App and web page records
▶
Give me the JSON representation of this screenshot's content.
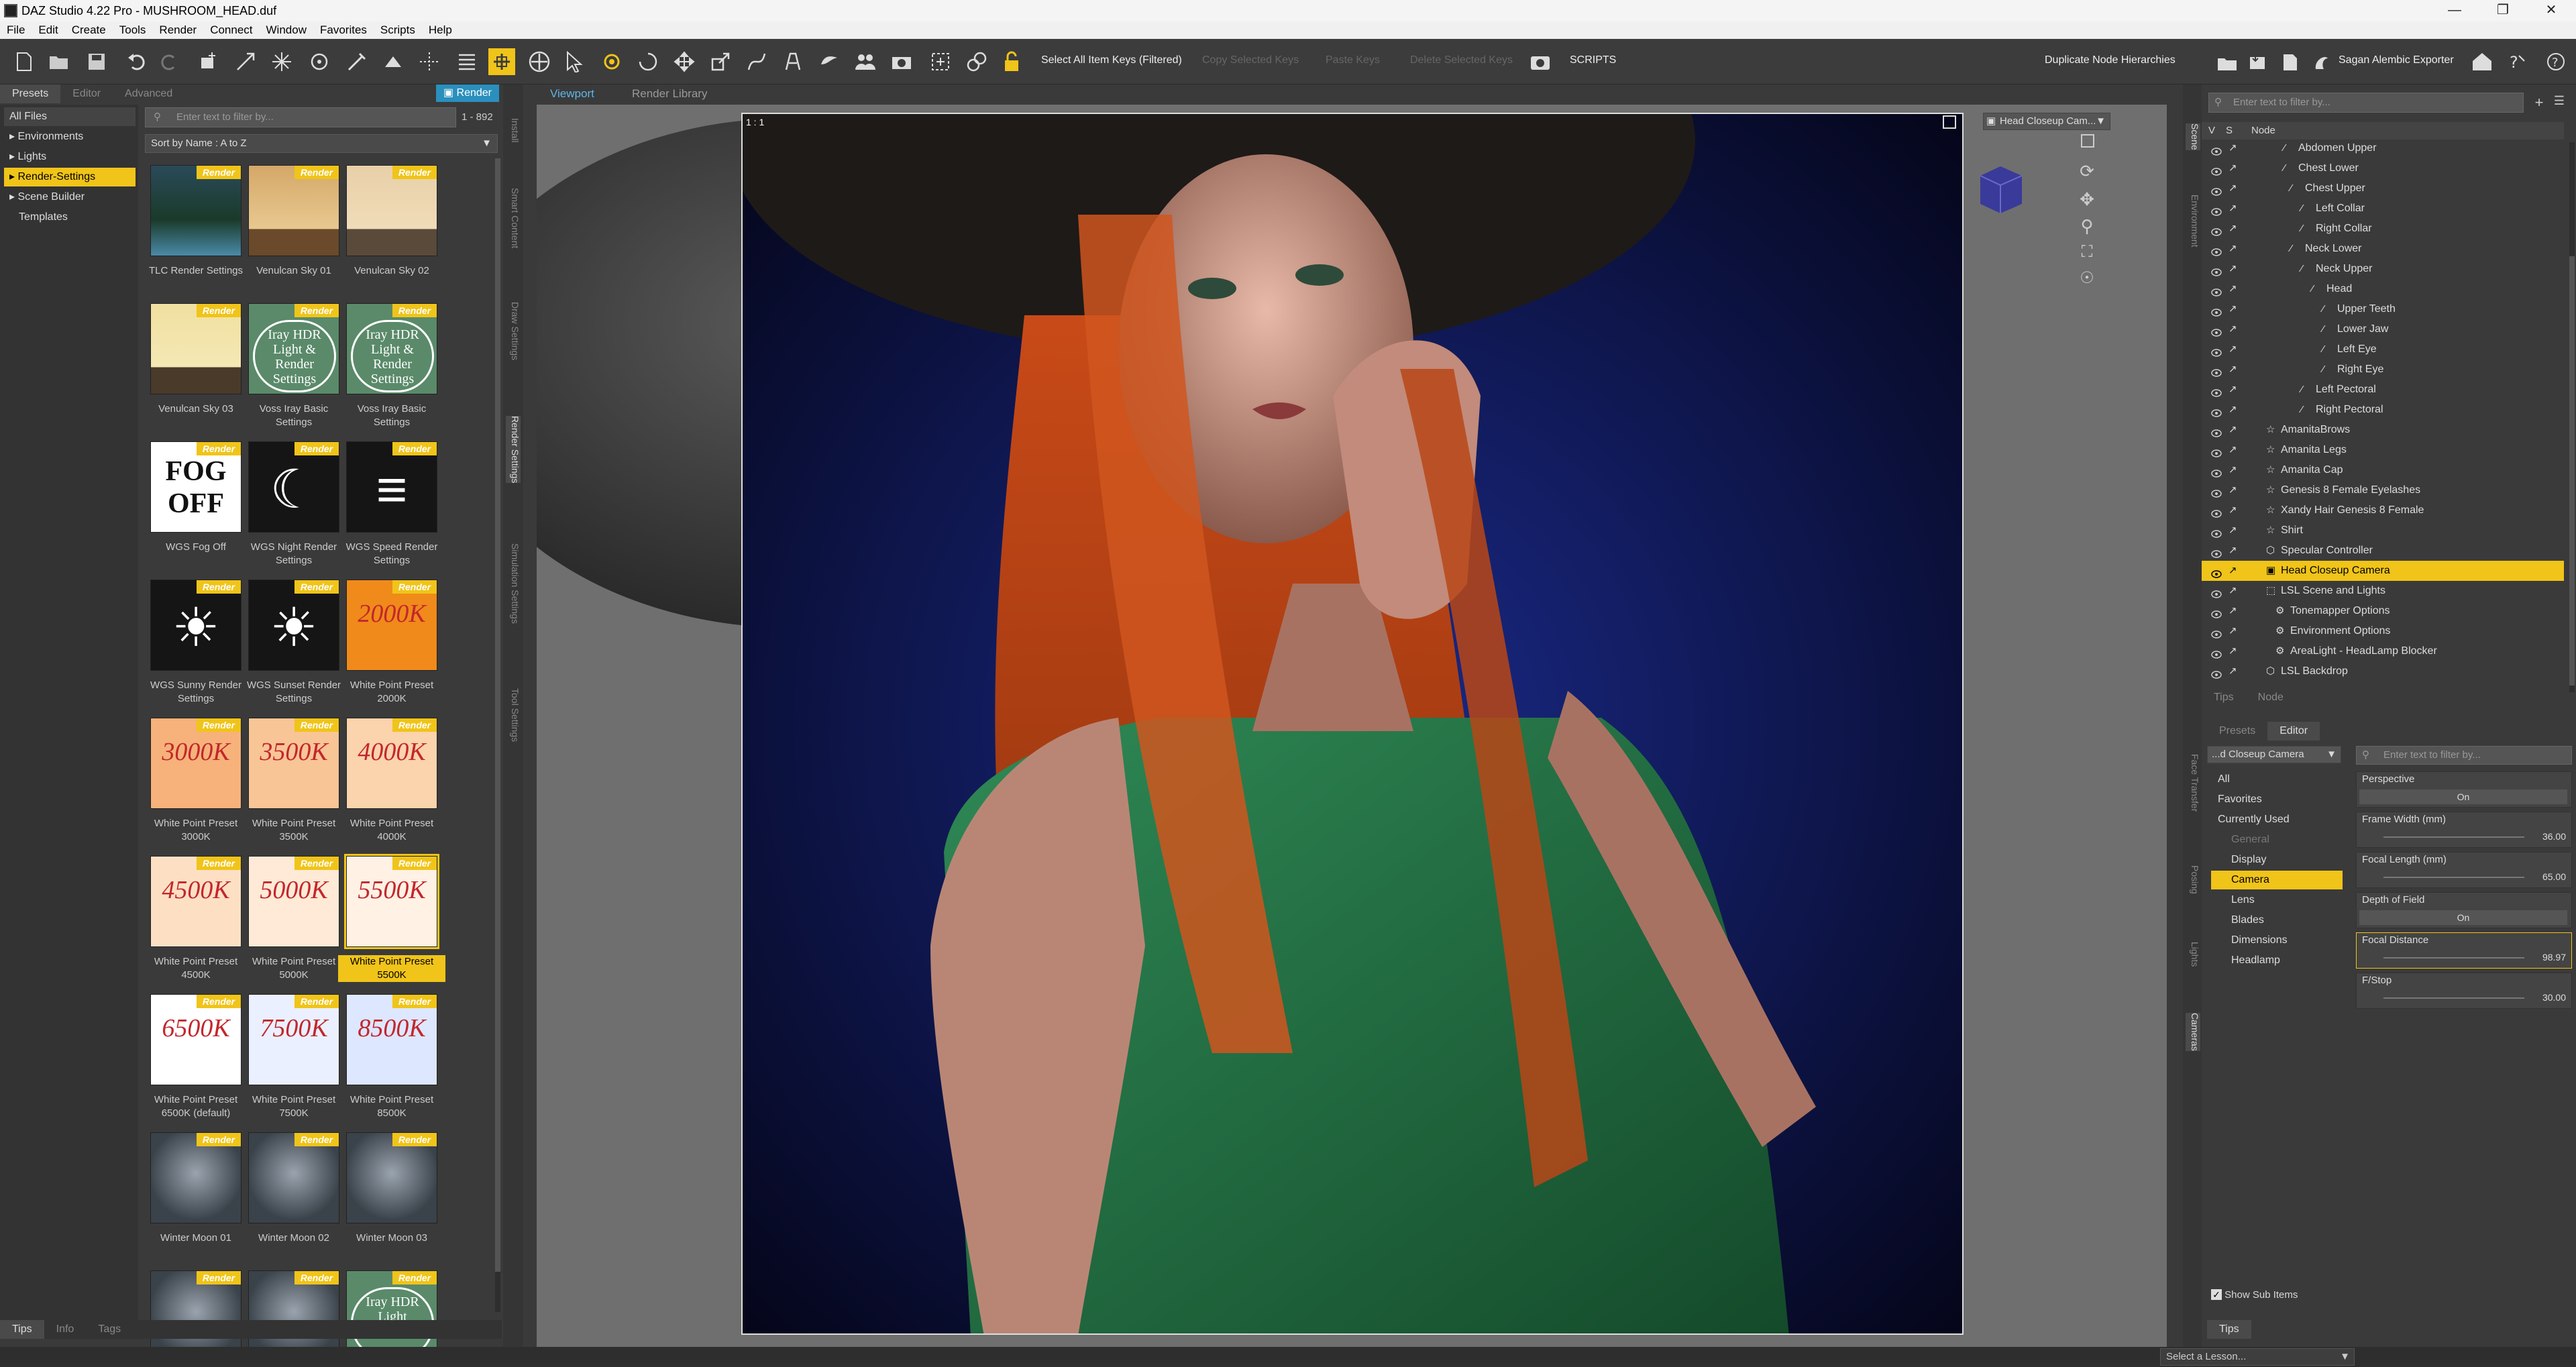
{
  "window": {
    "title": "DAZ Studio 4.22 Pro - MUSHROOM_HEAD.duf"
  },
  "menu": [
    "File",
    "Edit",
    "Create",
    "Tools",
    "Render",
    "Connect",
    "Window",
    "Favorites",
    "Scripts",
    "Help"
  ],
  "toolbar": {
    "select_keys": "Select All Item Keys (Filtered)",
    "copy_keys": "Copy Selected Keys",
    "paste_keys": "Paste Keys",
    "delete_keys": "Delete Selected Keys",
    "scripts": "SCRIPTS",
    "duplicate": "Duplicate Node Hierarchies",
    "alembic": "Sagan Alembic Exporter"
  },
  "left_panel": {
    "tabs": [
      "Presets",
      "Editor",
      "Advanced"
    ],
    "render_button": "Render",
    "categories": [
      "All Files",
      "Environments",
      "Lights",
      "Render-Settings",
      "Scene Builder",
      "Templates"
    ],
    "selected_category": "Render-Settings",
    "filter_placeholder": "Enter text to filter by...",
    "count": "1 - 892",
    "sort": "Sort by Name : A to Z",
    "badge": "Render",
    "items": [
      {
        "label": "TLC Render Settings",
        "thumb": "pool"
      },
      {
        "label": "Venulcan Sky 01",
        "thumb": "sky1"
      },
      {
        "label": "Venulcan Sky 02",
        "thumb": "sky2"
      },
      {
        "label": "Venulcan Sky 03",
        "thumb": "sky3"
      },
      {
        "label": "Voss Iray Basic Settings",
        "thumb": "hdr",
        "text": "Iray HDR Light & Render Settings"
      },
      {
        "label": "Voss Iray Basic Settings",
        "thumb": "hdr",
        "text": "Iray HDR Light & Render Settings"
      },
      {
        "label": "WGS Fog Off",
        "thumb": "fog",
        "text": "FOG OFF"
      },
      {
        "label": "WGS Night Render Settings",
        "thumb": "night"
      },
      {
        "label": "WGS Speed Render Settings",
        "thumb": "speed"
      },
      {
        "label": "WGS Sunny Render Settings",
        "thumb": "sun"
      },
      {
        "label": "WGS Sunset Render Settings",
        "thumb": "sunset"
      },
      {
        "label": "White Point Preset 2000K",
        "thumb": "wp",
        "text": "2000K",
        "bg": "#f08a1a"
      },
      {
        "label": "White Point Preset 3000K",
        "thumb": "wp",
        "text": "3000K",
        "bg": "#f6b27a"
      },
      {
        "label": "White Point Preset 3500K",
        "thumb": "wp",
        "text": "3500K",
        "bg": "#f8c596"
      },
      {
        "label": "White Point Preset 4000K",
        "thumb": "wp",
        "text": "4000K",
        "bg": "#fbd3ac"
      },
      {
        "label": "White Point Preset 4500K",
        "thumb": "wp",
        "text": "4500K",
        "bg": "#fde0c4"
      },
      {
        "label": "White Point Preset 5000K",
        "thumb": "wp",
        "text": "5000K",
        "bg": "#feead6"
      },
      {
        "label": "White Point Preset 5500K",
        "thumb": "wp",
        "text": "5500K",
        "bg": "#fff1e4",
        "selected": true
      },
      {
        "label": "White Point Preset 6500K (default)",
        "thumb": "wp",
        "text": "6500K",
        "bg": "#ffffff"
      },
      {
        "label": "White Point Preset 7500K",
        "thumb": "wp",
        "text": "7500K",
        "bg": "#eaf0ff"
      },
      {
        "label": "White Point Preset 8500K",
        "thumb": "wp",
        "text": "8500K",
        "bg": "#dde7ff"
      },
      {
        "label": "Winter Moon 01",
        "thumb": "moon"
      },
      {
        "label": "Winter Moon 02",
        "thumb": "moon"
      },
      {
        "label": "Winter Moon 03",
        "thumb": "moon"
      },
      {
        "label": "",
        "thumb": "moon"
      },
      {
        "label": "",
        "thumb": "moon"
      },
      {
        "label": "",
        "thumb": "hdr",
        "text": "Iray HDR Light"
      }
    ],
    "bottom_tabs": [
      "Tips",
      "Info",
      "Tags"
    ]
  },
  "side_tabs_left": [
    "Install",
    "Smart Content",
    "Draw Settings",
    "Render Settings",
    "Simulation Settings",
    "Tool Settings"
  ],
  "viewport": {
    "tabs": [
      "Viewport",
      "Render Library"
    ],
    "active_tab": "Viewport",
    "ratio": "1 : 1",
    "camera": "Head Closeup Cam..."
  },
  "scene": {
    "filter_placeholder": "Enter text to filter by...",
    "header_v": "V",
    "header_s": "S",
    "header_node": "Node",
    "nodes": [
      {
        "label": "Abdomen Upper",
        "type": "bone"
      },
      {
        "label": "Chest Lower",
        "type": "bone"
      },
      {
        "label": "Chest Upper",
        "type": "bone"
      },
      {
        "label": "Left Collar",
        "type": "bone"
      },
      {
        "label": "Right Collar",
        "type": "bone"
      },
      {
        "label": "Neck Lower",
        "type": "bone"
      },
      {
        "label": "Neck Upper",
        "type": "bone"
      },
      {
        "label": "Head",
        "type": "bone"
      },
      {
        "label": "Upper Teeth",
        "type": "bone"
      },
      {
        "label": "Lower Jaw",
        "type": "bone"
      },
      {
        "label": "Left Eye",
        "type": "bone"
      },
      {
        "label": "Right Eye",
        "type": "bone"
      },
      {
        "label": "Left Pectoral",
        "type": "bone"
      },
      {
        "label": "Right Pectoral",
        "type": "bone"
      },
      {
        "label": "AmanitaBrows",
        "type": "figure"
      },
      {
        "label": "Amanita Legs",
        "type": "figure"
      },
      {
        "label": "Amanita Cap",
        "type": "figure"
      },
      {
        "label": "Genesis 8 Female Eyelashes",
        "type": "figure"
      },
      {
        "label": "Xandy Hair Genesis 8 Female",
        "type": "figure"
      },
      {
        "label": "Shirt",
        "type": "figure"
      },
      {
        "label": "Specular Controller",
        "type": "prop"
      },
      {
        "label": "Head Closeup Camera",
        "type": "camera",
        "selected": true
      },
      {
        "label": "LSL Scene and Lights",
        "type": "group"
      },
      {
        "label": "Tonemapper Options",
        "type": "option"
      },
      {
        "label": "Environment Options",
        "type": "option"
      },
      {
        "label": "AreaLight - HeadLamp Blocker",
        "type": "option"
      },
      {
        "label": "LSL Backdrop",
        "type": "prop"
      }
    ],
    "tabs": [
      "Tips",
      "Node"
    ]
  },
  "side_tabs_right": [
    "Scene",
    "Environment"
  ],
  "side_tabs_right2": [
    "Face Transfer",
    "Posing",
    "Lights",
    "Cameras"
  ],
  "params": {
    "tabs": [
      "Presets",
      "Editor"
    ],
    "node_dropdown": "...d Closeup Camera",
    "filter_placeholder": "Enter text to filter by...",
    "groups": [
      "All",
      "Favorites",
      "Currently Used",
      "General",
      "Display",
      "Camera",
      "Lens",
      "Blades",
      "Dimensions",
      "Headlamp"
    ],
    "selected_group": "Camera",
    "properties": [
      {
        "name": "Perspective",
        "value": "On",
        "kind": "toggle"
      },
      {
        "name": "Frame Width (mm)",
        "value": "36.00",
        "kind": "slider"
      },
      {
        "name": "Focal Length (mm)",
        "value": "65.00",
        "kind": "slider"
      },
      {
        "name": "Depth of Field",
        "value": "On",
        "kind": "toggle"
      },
      {
        "name": "Focal Distance",
        "value": "98.97",
        "kind": "slider"
      },
      {
        "name": "F/Stop",
        "value": "30.00",
        "kind": "slider"
      }
    ],
    "show_sub_items": "Show Sub Items",
    "tips_tab": "Tips"
  },
  "status": {
    "lesson": "Select a Lesson..."
  }
}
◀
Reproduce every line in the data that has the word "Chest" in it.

        "label": "Chest Lower",
        "label": "Chest Upper",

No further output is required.